Hack Hack Hack Hack It Apart
Writer and journalist Barrett Brown has been charged by the U.S. attorney with conspiracy to reveal private information about a government employee, Internet threats and retaliation against a federal investigator.
Mr. Brown, who has sometimes been referred to as a spokesman for Anonymous, was arrested on September 12 at his Dallas-area home after he posted a series of bizarre and rambling videos on YouTube titled, “Why I’m Going to Destroy FBI Agent Robert Smith.”
In one of the videos Mr. Brown, whose mood appeared to change from relaxed to enraged from one moment to the next, made direct threats against Agent Smith and implied he would investigate the agent’s children.

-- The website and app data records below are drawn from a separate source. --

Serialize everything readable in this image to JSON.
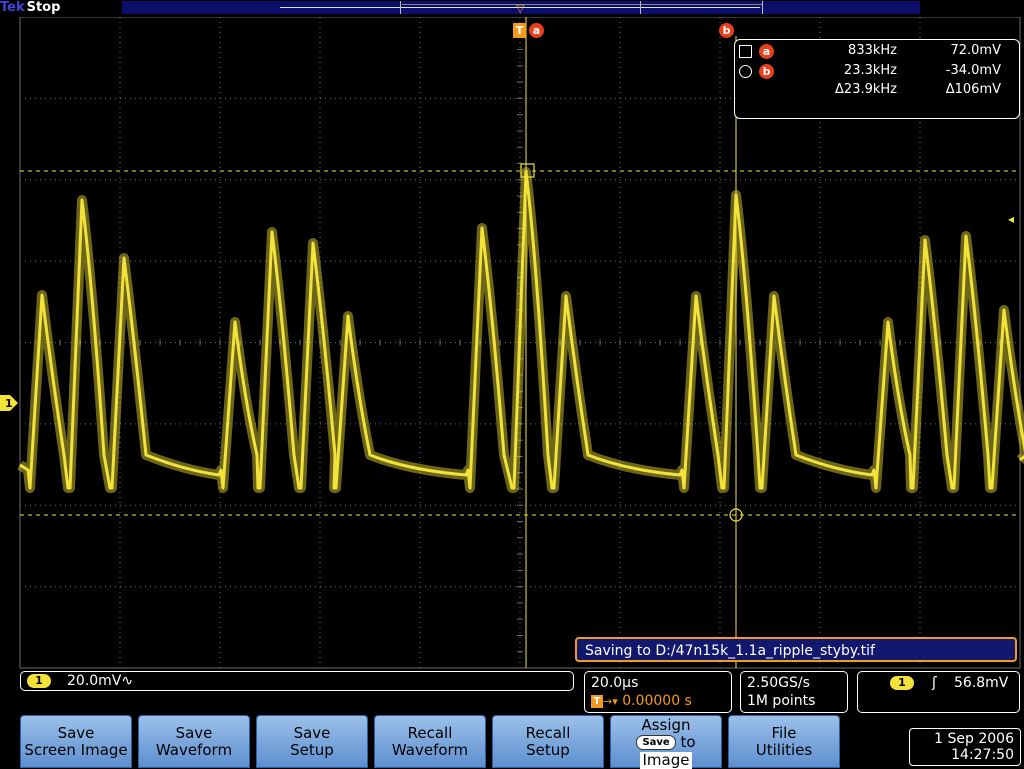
{
  "status_bar": {
    "brand": "Tek",
    "acq_state": "Stop"
  },
  "markers": {
    "trigger": "T",
    "cursor_a": "a",
    "cursor_b": "b"
  },
  "cursor_readout": {
    "row_a": {
      "cursor": "a",
      "freq": "833kHz",
      "volt": "72.0mV"
    },
    "row_b": {
      "cursor": "b",
      "freq": "23.3kHz",
      "volt": "-34.0mV"
    },
    "delta": {
      "freq": "Δ23.9kHz",
      "volt": "Δ106mV"
    }
  },
  "channel_marker": "1",
  "save_message": "Saving to D:/47n15k_1.1a_ripple_styby.tif",
  "channel_scale": {
    "channel": "1",
    "scale": "20.0mV∿"
  },
  "horizontal": {
    "time_div": "20.0µs",
    "trig_badge": "T",
    "position": "0.00000 s"
  },
  "acquisition": {
    "sample_rate": "2.50GS/s",
    "record_length": "1M points"
  },
  "trigger": {
    "channel": "1",
    "slope": "ʃ",
    "level": "56.8mV"
  },
  "menu": {
    "save_screen_image": [
      "Save",
      "Screen Image"
    ],
    "save_waveform": [
      "Save",
      "Waveform"
    ],
    "save_setup": [
      "Save",
      "Setup"
    ],
    "recall_waveform": [
      "Recall",
      "Waveform"
    ],
    "recall_setup": [
      "Recall",
      "Setup"
    ],
    "assign_save": {
      "line1": "Assign",
      "badge": "Save",
      "line2": "to",
      "line3": "Image"
    },
    "file_utilities": [
      "File",
      "Utilities"
    ]
  },
  "datetime": {
    "date": "1 Sep 2006",
    "time": "14:27:50"
  },
  "colors": {
    "trace": "#f2e33a",
    "accent": "#f39a1e",
    "marker": "#e8401c",
    "menu": "#7aa6dd"
  }
}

Brown was taken in by Dallas Pd & turned over to the Feds the next day.
Back in mid-September The Daily Dot published the full video of the TinyChat session during which Barrett Brown was arrested by the Dallas County Sheriff’s Office, as well as a link to the Pastebin transcript of the event. He was picked up by the FBI the next day:
Barrett Brown, who has often stepped forward as a kind of spokesguy for Anonymous, was arrested during a live chat late Wednesday night. Wired reports the incident occurred as Mr. Brown chatted with his girlfriend and several others on TinyChat:
Privacy is Dead
The Federal Bureau of Investigation has begun implementing a $1 billion face recognition program that will probably scare everyone outside of law enforcement. NewScientist reports that the Next Generation Identification (NGI) program will lump iris scans, biometrics, DNA and even voice prints into one formidable profiling tool and some states are already using the program in a limited fashion. The whole thing will be in effect across the country in about 2 years. NewScientist addresses the privacy problem:
The Federal Bureau of Investigation may yank several crucial domain name servers (DNS) offline on March 8, blocking millions from using the Internet. The servers in the FBI’s crosshairs were installed in 2011 to deal with a nasty worm dubbed DNSChanger Trojan. DNSChanger can get an innocent end-user in trouble; it changes an infected system’s DNS settings to shunt Web traffic to unwanted and possibly even illegal sites.
DNSChanger oozed out of Estonia and may have fouled up as many as a half-million computers in the United States. The feds’ temporary fix to keep the worm from propagating was to replace infected servers with clean surrogates.